Pricing continues to be a hot topic in the wedding industry. It seems that there is constant discussion about professionals being priced too low, under-cutting their colleagues. Often people in the “lower” end of the pricing spectrum see their pricing as a means of survival – thinking that it is the only way they can compete. They may be new or less experienced and feel that they aren’t experienced enough to charge a premium. And, when you’re new, you also aren’t quite sure how long things actually take to do. (I know. I was there many moons ago.) You price low as a means of entering the market… to get experience, see what it’s like.
Here are some of the thoughts behind the low pricing and my counterpoints…
Note: These statements are purely to educate and not make judgment. I’ve been guilty of some of these thoughts early on in my business.
“When I got married, I couldn’t find anyone offering affordable options. I started my business to give this to people.”
I applaud these noble efforts. But, there are few people who are doing this well. One example of someone who is offering affordable yet value-filled wedding options is The Broke Ass Bride. Dana’s website and blog is full of lifestyle tips on having the wedding to FIT a very specific niche. It is well-thought out and planned. And, she is satisfying a niche in the industry. But many people with low pricing aren’t strategically trying to fill a niche, but solely trying to compete based on price.
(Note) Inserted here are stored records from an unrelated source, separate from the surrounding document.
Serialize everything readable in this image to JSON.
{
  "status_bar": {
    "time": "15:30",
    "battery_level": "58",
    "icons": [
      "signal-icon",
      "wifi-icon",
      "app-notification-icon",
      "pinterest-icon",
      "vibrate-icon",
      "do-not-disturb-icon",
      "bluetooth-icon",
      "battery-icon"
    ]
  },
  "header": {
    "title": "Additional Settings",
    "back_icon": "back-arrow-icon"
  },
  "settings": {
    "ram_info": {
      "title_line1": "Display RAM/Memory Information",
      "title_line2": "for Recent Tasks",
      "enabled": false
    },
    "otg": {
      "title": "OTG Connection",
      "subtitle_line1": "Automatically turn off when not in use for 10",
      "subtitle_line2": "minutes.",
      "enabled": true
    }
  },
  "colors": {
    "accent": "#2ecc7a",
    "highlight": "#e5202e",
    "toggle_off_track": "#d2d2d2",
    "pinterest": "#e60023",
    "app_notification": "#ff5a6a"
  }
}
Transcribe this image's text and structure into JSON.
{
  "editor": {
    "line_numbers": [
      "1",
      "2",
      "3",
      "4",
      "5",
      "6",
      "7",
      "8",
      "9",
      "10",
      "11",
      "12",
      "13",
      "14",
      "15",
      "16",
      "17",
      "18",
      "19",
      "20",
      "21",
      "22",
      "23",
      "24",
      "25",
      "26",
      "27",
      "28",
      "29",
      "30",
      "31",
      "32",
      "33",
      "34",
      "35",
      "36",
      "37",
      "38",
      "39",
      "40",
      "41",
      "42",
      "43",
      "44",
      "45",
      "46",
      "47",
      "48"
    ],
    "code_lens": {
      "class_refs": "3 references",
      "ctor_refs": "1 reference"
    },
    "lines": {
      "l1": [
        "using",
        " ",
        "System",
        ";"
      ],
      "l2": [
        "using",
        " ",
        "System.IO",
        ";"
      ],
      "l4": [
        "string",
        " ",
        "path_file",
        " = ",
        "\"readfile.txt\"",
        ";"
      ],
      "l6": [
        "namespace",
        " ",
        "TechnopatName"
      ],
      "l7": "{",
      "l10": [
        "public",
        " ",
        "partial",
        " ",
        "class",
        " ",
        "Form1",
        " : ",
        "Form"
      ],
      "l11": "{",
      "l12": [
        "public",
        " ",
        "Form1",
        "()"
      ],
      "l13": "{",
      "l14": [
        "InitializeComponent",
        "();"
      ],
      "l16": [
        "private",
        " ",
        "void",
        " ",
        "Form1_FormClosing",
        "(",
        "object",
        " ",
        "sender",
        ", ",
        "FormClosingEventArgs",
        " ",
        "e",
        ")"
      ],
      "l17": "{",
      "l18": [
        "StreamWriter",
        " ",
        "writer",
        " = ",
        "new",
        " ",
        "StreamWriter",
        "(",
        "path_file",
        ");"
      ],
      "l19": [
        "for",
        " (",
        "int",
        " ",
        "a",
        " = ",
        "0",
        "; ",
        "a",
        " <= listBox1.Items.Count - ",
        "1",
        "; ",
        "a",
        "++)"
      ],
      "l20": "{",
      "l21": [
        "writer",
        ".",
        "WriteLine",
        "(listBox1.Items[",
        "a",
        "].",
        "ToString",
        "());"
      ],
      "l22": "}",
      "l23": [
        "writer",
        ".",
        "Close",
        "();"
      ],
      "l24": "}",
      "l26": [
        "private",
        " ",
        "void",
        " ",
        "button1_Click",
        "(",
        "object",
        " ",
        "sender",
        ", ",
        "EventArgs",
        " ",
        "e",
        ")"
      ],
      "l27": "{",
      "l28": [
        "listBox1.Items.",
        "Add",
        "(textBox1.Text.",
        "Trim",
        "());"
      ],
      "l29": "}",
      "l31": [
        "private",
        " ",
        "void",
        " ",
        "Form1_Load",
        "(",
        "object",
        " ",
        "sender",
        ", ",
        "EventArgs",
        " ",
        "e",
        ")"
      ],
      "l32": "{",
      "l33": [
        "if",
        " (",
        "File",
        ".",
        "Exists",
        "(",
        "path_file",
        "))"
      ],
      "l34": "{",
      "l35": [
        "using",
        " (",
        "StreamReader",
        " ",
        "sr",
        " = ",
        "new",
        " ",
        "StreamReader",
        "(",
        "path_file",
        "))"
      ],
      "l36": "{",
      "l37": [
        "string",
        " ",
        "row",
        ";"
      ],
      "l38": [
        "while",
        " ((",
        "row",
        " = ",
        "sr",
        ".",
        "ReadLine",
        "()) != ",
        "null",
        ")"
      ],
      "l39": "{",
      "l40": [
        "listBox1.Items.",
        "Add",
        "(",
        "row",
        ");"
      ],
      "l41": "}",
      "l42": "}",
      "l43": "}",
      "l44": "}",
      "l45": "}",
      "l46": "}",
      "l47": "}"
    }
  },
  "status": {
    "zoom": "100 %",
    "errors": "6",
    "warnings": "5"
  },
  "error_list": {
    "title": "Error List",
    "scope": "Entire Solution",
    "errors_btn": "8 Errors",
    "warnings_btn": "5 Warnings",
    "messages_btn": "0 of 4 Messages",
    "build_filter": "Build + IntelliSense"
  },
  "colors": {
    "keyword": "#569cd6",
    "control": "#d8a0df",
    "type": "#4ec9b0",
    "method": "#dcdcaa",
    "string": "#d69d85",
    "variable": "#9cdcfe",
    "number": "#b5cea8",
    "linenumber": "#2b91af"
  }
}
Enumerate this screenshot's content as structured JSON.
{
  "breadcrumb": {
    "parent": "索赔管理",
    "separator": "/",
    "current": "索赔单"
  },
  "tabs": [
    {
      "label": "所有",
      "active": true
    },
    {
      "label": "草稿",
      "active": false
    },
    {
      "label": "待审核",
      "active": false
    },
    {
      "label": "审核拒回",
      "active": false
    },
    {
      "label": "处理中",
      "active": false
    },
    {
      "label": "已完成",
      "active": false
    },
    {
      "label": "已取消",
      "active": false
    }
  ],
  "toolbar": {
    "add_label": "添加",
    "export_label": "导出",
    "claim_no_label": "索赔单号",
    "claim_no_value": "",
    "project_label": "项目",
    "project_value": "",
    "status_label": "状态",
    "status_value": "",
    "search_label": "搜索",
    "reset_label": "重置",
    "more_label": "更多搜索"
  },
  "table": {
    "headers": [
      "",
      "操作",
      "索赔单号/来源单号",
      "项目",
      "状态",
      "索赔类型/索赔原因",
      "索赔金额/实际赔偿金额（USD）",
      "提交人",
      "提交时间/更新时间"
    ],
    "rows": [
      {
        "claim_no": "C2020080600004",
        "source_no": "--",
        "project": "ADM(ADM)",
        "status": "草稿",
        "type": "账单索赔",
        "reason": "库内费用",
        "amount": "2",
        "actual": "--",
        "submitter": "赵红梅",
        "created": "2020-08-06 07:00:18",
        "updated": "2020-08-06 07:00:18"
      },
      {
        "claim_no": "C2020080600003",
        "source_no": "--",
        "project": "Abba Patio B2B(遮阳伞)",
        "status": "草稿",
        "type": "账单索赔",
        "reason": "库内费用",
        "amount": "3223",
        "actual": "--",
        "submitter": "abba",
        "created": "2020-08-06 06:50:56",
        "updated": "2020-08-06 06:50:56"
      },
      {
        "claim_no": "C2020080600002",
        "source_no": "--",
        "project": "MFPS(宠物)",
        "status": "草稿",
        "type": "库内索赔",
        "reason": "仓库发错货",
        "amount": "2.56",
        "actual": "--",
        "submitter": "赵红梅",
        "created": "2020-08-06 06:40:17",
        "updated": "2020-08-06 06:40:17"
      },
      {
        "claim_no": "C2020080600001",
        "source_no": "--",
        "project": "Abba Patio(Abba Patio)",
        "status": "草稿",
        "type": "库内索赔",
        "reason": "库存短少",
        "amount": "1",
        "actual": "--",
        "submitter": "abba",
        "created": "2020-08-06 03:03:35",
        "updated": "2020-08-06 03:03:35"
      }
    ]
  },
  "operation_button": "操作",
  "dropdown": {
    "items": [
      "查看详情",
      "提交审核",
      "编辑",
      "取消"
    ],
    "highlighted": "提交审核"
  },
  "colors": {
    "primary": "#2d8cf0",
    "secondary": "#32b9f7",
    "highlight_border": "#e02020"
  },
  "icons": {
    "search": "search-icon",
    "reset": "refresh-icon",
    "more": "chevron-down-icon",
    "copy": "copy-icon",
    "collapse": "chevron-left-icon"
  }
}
A few things to consider:
- Do you offer a service or product that TRULY fits into the budget category, or are you under-pricing?
- Does the cost of materials (or the cost of your time) get covered by your pricing?
- What is your profit margin? Is this sustainable for your business?
- Have you done the math? What does it take to break-even? To earn a living?
“I’m New. It’s OK if I lose money for a couple years.”
Why, oh why, do new business owners set the bar so low for themselves? Start your business with the GOAL of being profitable. Create a business model that is self-sustaining and allows you to earn a living. It’s much harder to reconstruct your business model after you’ve been operating on “broke” for the initial start-up years.
“How could I possibly charge what XYZ company does? They’ve been doing this for 15 years!”
Yes, it’s true. Matching pricing with another business in your market with much more experience would be foolish. And, quite honestly, you’re not there yet. Your pricing has to reflect the value of your experience and expertise. But, you must keep in mind what the range of pricing is in your market. And, take into consideration the experience you bring from your “past life”. These job experiences are highly valuable in getting your job done in your new business. While over-valuing your services is a no-no, you want to get close to what the market demand is in your region.
“I can adjust my pricing, once I have more experience.”
It is nearly impossible to do this. You will be able to raise prices every year by a certain percentage, but you won’t be able to jump pricepoint categories (from low to middle or luxury). Once you have identified yourself as the “low-price leader”, people will continue to come to you for this. And, it’s very challenging to adjust this reputation. (You have been typecast!) Start your business on the right foot. Offer valuable products and services and charge accordingly.
Tomorrow… let’s chat about what is RIGHT pricing!